Each entry is to be given again precisely, and no picture may be carried over.

**Data extract**.
+-------+
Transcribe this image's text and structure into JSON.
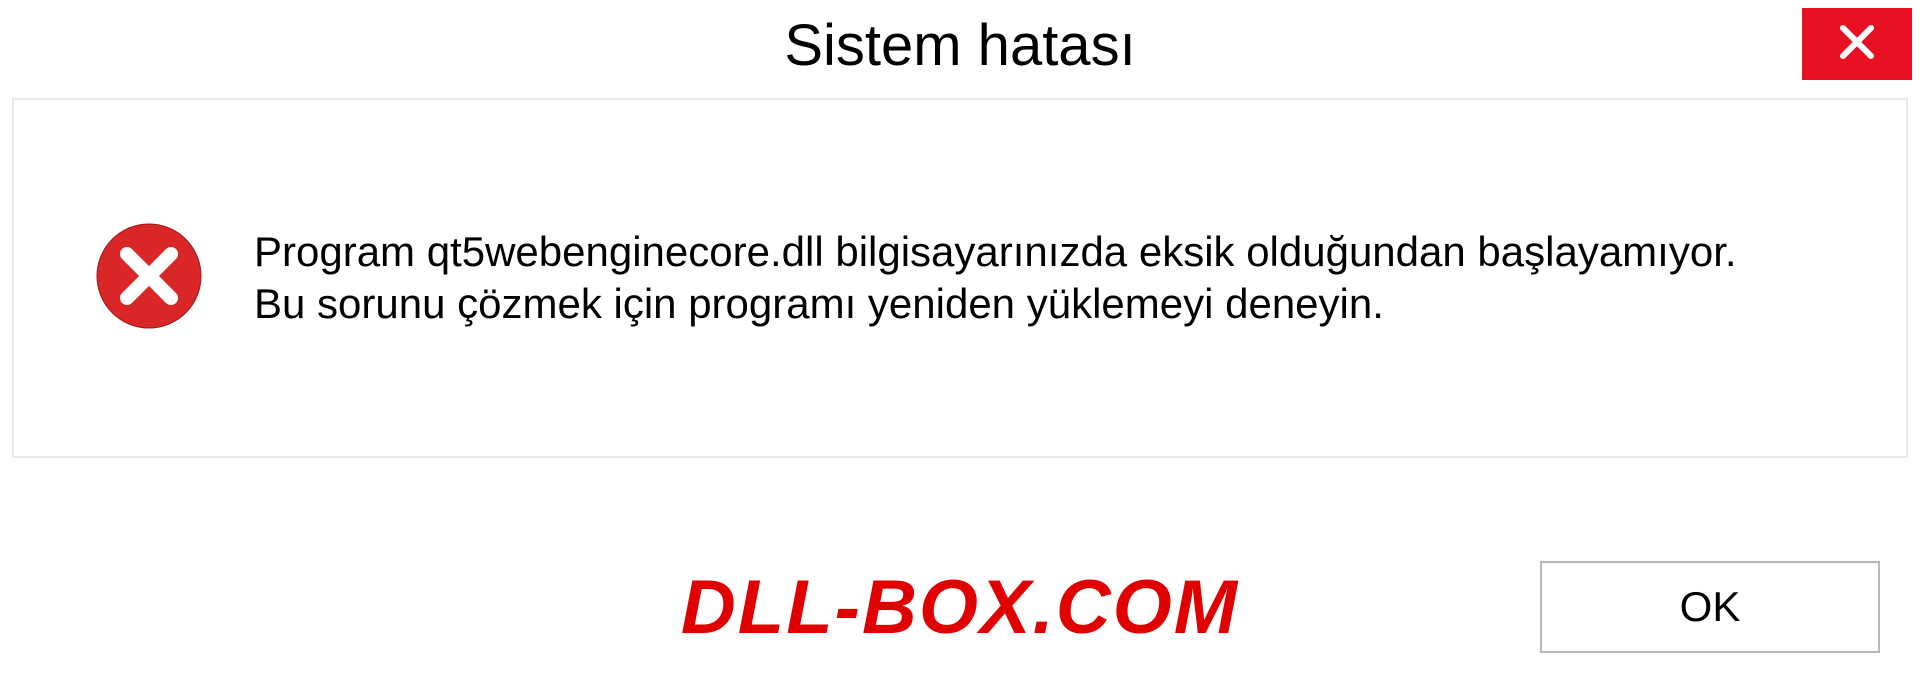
{
  "titlebar": {
    "title": "Sistem hatası"
  },
  "dialog": {
    "message": "Program qt5webenginecore.dll bilgisayarınızda eksik olduğundan başlayamıyor. Bu sorunu çözmek için programı yeniden yüklemeyi deneyin."
  },
  "footer": {
    "watermark": "DLL-BOX.COM",
    "ok_label": "OK"
  },
  "colors": {
    "close_bg": "#e81123",
    "error_icon": "#d92626",
    "watermark_color": "#e10000"
  }
}
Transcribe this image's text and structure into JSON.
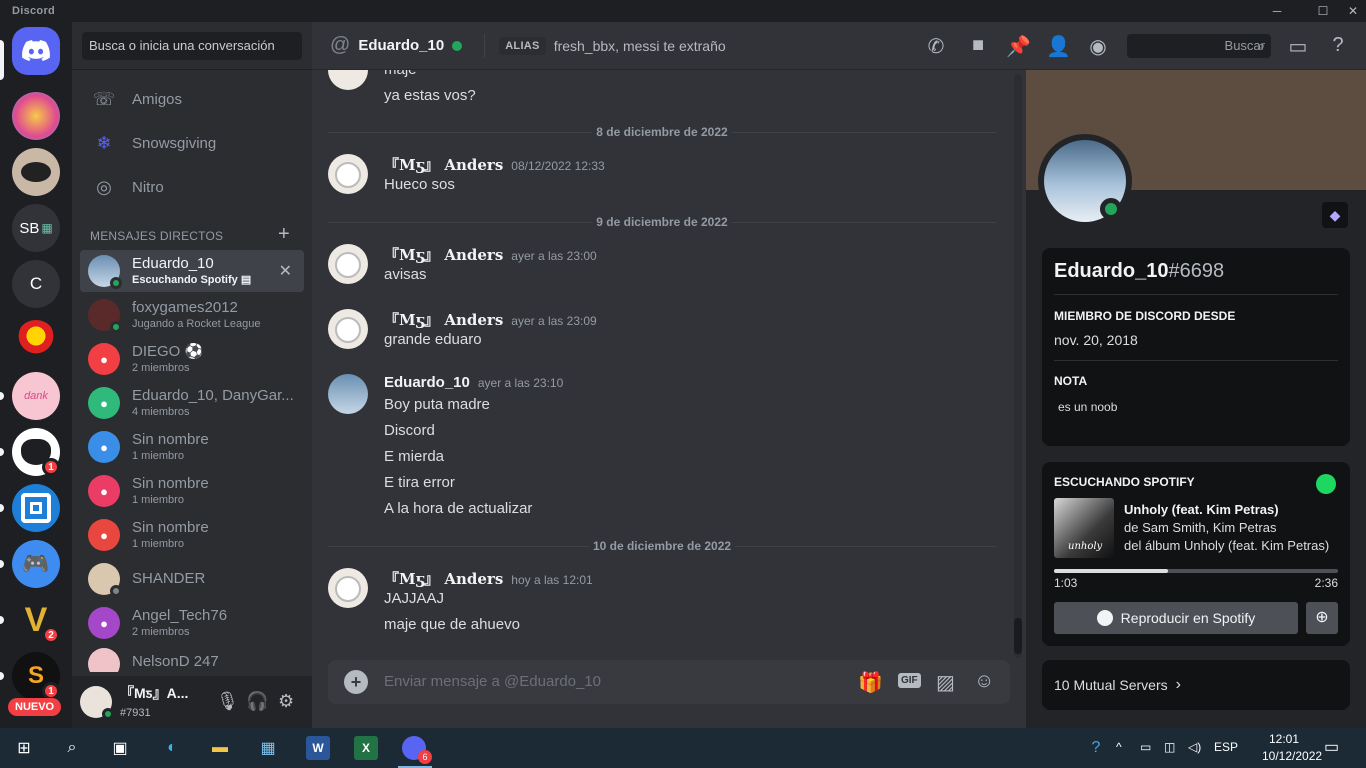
{
  "window": {
    "title": "Discord"
  },
  "servers": {
    "badges": [
      "1",
      "2",
      "1"
    ],
    "sb_label": "SB",
    "c_label": "C",
    "new_label": "NUEVO"
  },
  "dm_sidebar": {
    "search_placeholder": "Busca o inicia una conversación",
    "nav": [
      {
        "label": "Amigos",
        "icon": "friends-icon"
      },
      {
        "label": "Snowsgiving",
        "icon": "snowflake-icon"
      },
      {
        "label": "Nitro",
        "icon": "nitro-icon"
      }
    ],
    "section_title": "MENSAJES DIRECTOS",
    "dms": [
      {
        "name": "Eduardo_10",
        "sub": "Escuchando Spotify",
        "status": "online"
      },
      {
        "name": "foxygames2012",
        "sub": "Jugando a Rocket League",
        "status": "online"
      },
      {
        "name": "DIEGO ⚽",
        "sub": "2 miembros"
      },
      {
        "name": "Eduardo_10, DanyGar...",
        "sub": "4 miembros"
      },
      {
        "name": "Sin nombre",
        "sub": "1 miembro"
      },
      {
        "name": "Sin nombre",
        "sub": "1 miembro"
      },
      {
        "name": "Sin nombre",
        "sub": "1 miembro"
      },
      {
        "name": "SHANDER",
        "sub": "",
        "status": "offline"
      },
      {
        "name": "Angel_Tech76",
        "sub": "2 miembros"
      },
      {
        "name": "NelsonD 247",
        "sub": ""
      }
    ],
    "user": {
      "name": "『Mƽ』A...",
      "tag": "#7931"
    }
  },
  "header": {
    "name": "Eduardo_10",
    "alias_label": "ALIAS",
    "alias_value": "fresh_bbx, messi te extraño",
    "search_placeholder": "Buscar"
  },
  "chat": {
    "lines_top": [
      "maje",
      "ya estas vos?"
    ],
    "dividers": [
      "8 de diciembre de 2022",
      "9 de diciembre de 2022",
      "10 de diciembre de 2022"
    ],
    "messages": [
      {
        "author": "『Mƽ』 𝐀𝐧𝐝𝐞𝐫𝐬",
        "time": "08/12/2022 12:33",
        "lines": [
          "Hueco sos"
        ]
      },
      {
        "author": "『Mƽ』 𝐀𝐧𝐝𝐞𝐫𝐬",
        "time": "ayer a las 23:00",
        "lines": [
          "avisas"
        ]
      },
      {
        "author": "『Mƽ』 𝐀𝐧𝐝𝐞𝐫𝐬",
        "time": "ayer a las 23:09",
        "lines": [
          "grande eduaro"
        ]
      },
      {
        "author": "Eduardo_10",
        "time": "ayer a las 23:10",
        "lines": [
          "Boy puta madre",
          "Discord",
          "E mierda",
          "E tira error",
          "A la hora de actualizar"
        ]
      },
      {
        "author": "『Mƽ』 𝐀𝐧𝐝𝐞𝐫𝐬",
        "time": "hoy a las 12:01",
        "lines": [
          "JAJJAAJ",
          "maje que de ahuevo"
        ]
      }
    ],
    "composer_placeholder": "Enviar mensaje a @Eduardo_10",
    "gif_label": "GIF"
  },
  "profile": {
    "username": "Eduardo_10",
    "discriminator": "#6698",
    "member_since_title": "MIEMBRO DE DISCORD DESDE",
    "member_since": "nov. 20, 2018",
    "note_title": "NOTA",
    "note": "es un noob",
    "spotify": {
      "title": "ESCUCHANDO SPOTIFY",
      "song": "Unholy (feat. Kim Petras)",
      "artist": "de Sam Smith, Kim Petras",
      "album": "del álbum Unholy (feat. Kim Petras)",
      "album_art_text": "unholy",
      "elapsed": "1:03",
      "duration": "2:36",
      "progress": 0.4,
      "play_label": "Reproducir en Spotify"
    },
    "mutual_label": "10 Mutual Servers"
  },
  "taskbar": {
    "language": "ESP",
    "time": "12:01",
    "date": "10/12/2022",
    "discord_badge": "6"
  },
  "colors": {
    "blurple": "#5865f2",
    "online": "#23a55a",
    "spotify": "#1ed760",
    "red": "#f23f43"
  }
}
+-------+
**Solution to the exercise**.
Transcribe this image's text and structure into JSON.
{
  "titlebar": {
    "title": "Sistem hatası"
  },
  "dialog": {
    "message": "Program qt5webenginecore.dll bilgisayarınızda eksik olduğundan başlayamıyor. Bu sorunu çözmek için programı yeniden yüklemeyi deneyin."
  },
  "footer": {
    "watermark": "DLL-BOX.COM",
    "ok_label": "OK"
  },
  "colors": {
    "close_bg": "#e81123",
    "error_icon": "#d92626",
    "watermark_color": "#e10000"
  }
}
Transcribe this image's text and structure into JSON.
{
  "window": {
    "title": "Discord"
  },
  "servers": {
    "badges": [
      "1",
      "2",
      "1"
    ],
    "sb_label": "SB",
    "c_label": "C",
    "new_label": "NUEVO"
  },
  "dm_sidebar": {
    "search_placeholder": "Busca o inicia una conversación",
    "nav": [
      {
        "label": "Amigos",
        "icon": "friends-icon"
      },
      {
        "label": "Snowsgiving",
        "icon": "snowflake-icon"
      },
      {
        "label": "Nitro",
        "icon": "nitro-icon"
      }
    ],
    "section_title": "MENSAJES DIRECTOS",
    "dms": [
      {
        "name": "Eduardo_10",
        "sub": "Escuchando Spotify",
        "status": "online"
      },
      {
        "name": "foxygames2012",
        "sub": "Jugando a Rocket League",
        "status": "online"
      },
      {
        "name": "DIEGO ⚽",
        "sub": "2 miembros"
      },
      {
        "name": "Eduardo_10, DanyGar...",
        "sub": "4 miembros"
      },
      {
        "name": "Sin nombre",
        "sub": "1 miembro"
      },
      {
        "name": "Sin nombre",
        "sub": "1 miembro"
      },
      {
        "name": "Sin nombre",
        "sub": "1 miembro"
      },
      {
        "name": "SHANDER",
        "sub": "",
        "status": "offline"
      },
      {
        "name": "Angel_Tech76",
        "sub": "2 miembros"
      },
      {
        "name": "NelsonD 247",
        "sub": ""
      }
    ],
    "user": {
      "name": "『Mƽ』A...",
      "tag": "#7931"
    }
  },
  "header": {
    "name": "Eduardo_10",
    "alias_label": "ALIAS",
    "alias_value": "fresh_bbx, messi te extraño",
    "search_placeholder": "Buscar"
  },
  "chat": {
    "lines_top": [
      "maje",
      "ya estas vos?"
    ],
    "dividers": [
      "8 de diciembre de 2022",
      "9 de diciembre de 2022",
      "10 de diciembre de 2022"
    ],
    "messages": [
      {
        "author": "『Mƽ』 𝐀𝐧𝐝𝐞𝐫𝐬",
        "time": "08/12/2022 12:33",
        "lines": [
          "Hueco sos"
        ]
      },
      {
        "author": "『Mƽ』 𝐀𝐧𝐝𝐞𝐫𝐬",
        "time": "ayer a las 23:00",
        "lines": [
          "avisas"
        ]
      },
      {
        "author": "『Mƽ』 𝐀𝐧𝐝𝐞𝐫𝐬",
        "time": "ayer a las 23:09",
        "lines": [
          "grande eduaro"
        ]
      },
      {
        "author": "Eduardo_10",
        "time": "ayer a las 23:10",
        "lines": [
          "Boy puta madre",
          "Discord",
          "E mierda",
          "E tira error",
          "A la hora de actualizar"
        ]
      },
      {
        "author": "『Mƽ』 𝐀𝐧𝐝𝐞𝐫𝐬",
        "time": "hoy a las 12:01",
        "lines": [
          "JAJJAAJ",
          "maje que de ahuevo"
        ]
      }
    ],
    "composer_placeholder": "Enviar mensaje a @Eduardo_10",
    "gif_label": "GIF"
  },
  "profile": {
    "username": "Eduardo_10",
    "discriminator": "#6698",
    "member_since_title": "MIEMBRO DE DISCORD DESDE",
    "member_since": "nov. 20, 2018",
    "note_title": "NOTA",
    "note": "es un noob",
    "spotify": {
      "title": "ESCUCHANDO SPOTIFY",
      "song": "Unholy (feat. Kim Petras)",
      "artist": "de Sam Smith, Kim Petras",
      "album": "del álbum Unholy (feat. Kim Petras)",
      "album_art_text": "unholy",
      "elapsed": "1:03",
      "duration": "2:36",
      "progress": 0.4,
      "play_label": "Reproducir en Spotify"
    },
    "mutual_label": "10 Mutual Servers"
  },
  "taskbar": {
    "language": "ESP",
    "time": "12:01",
    "date": "10/12/2022",
    "discord_badge": "6"
  },
  "colors": {
    "blurple": "#5865f2",
    "online": "#23a55a",
    "spotify": "#1ed760",
    "red": "#f23f43"
  }
}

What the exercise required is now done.